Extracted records

——————————

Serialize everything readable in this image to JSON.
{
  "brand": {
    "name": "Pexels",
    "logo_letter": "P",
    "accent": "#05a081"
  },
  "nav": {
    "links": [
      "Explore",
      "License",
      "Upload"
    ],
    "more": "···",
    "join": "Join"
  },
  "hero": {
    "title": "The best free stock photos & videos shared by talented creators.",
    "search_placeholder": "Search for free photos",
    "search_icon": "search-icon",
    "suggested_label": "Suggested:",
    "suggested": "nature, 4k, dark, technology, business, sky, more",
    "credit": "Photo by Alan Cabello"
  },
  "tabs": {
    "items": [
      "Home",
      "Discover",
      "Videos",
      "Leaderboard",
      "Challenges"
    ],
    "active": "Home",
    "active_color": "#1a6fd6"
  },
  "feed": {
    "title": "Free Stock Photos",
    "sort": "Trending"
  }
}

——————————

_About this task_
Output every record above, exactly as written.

_Solution to this exercise_
Serialize everything readable in this image to JSON.
{
  "brand": {
    "name": "Pexels",
    "logo_letter": "P",
    "accent": "#05a081"
  },
  "nav": {
    "links": [
      "Explore",
      "License",
      "Upload"
    ],
    "more": "···",
    "join": "Join"
  },
  "hero": {
    "title": "The best free stock photos & videos shared by talented creators.",
    "search_placeholder": "Search for free photos",
    "search_icon": "search-icon",
    "suggested_label": "Suggested:",
    "suggested": "nature, 4k, dark, technology, business, sky, more",
    "credit": "Photo by Alan Cabello"
  },
  "tabs": {
    "items": [
      "Home",
      "Discover",
      "Videos",
      "Leaderboard",
      "Challenges"
    ],
    "active": "Home",
    "active_color": "#1a6fd6"
  },
  "feed": {
    "title": "Free Stock Photos",
    "sort": "Trending"
  }
}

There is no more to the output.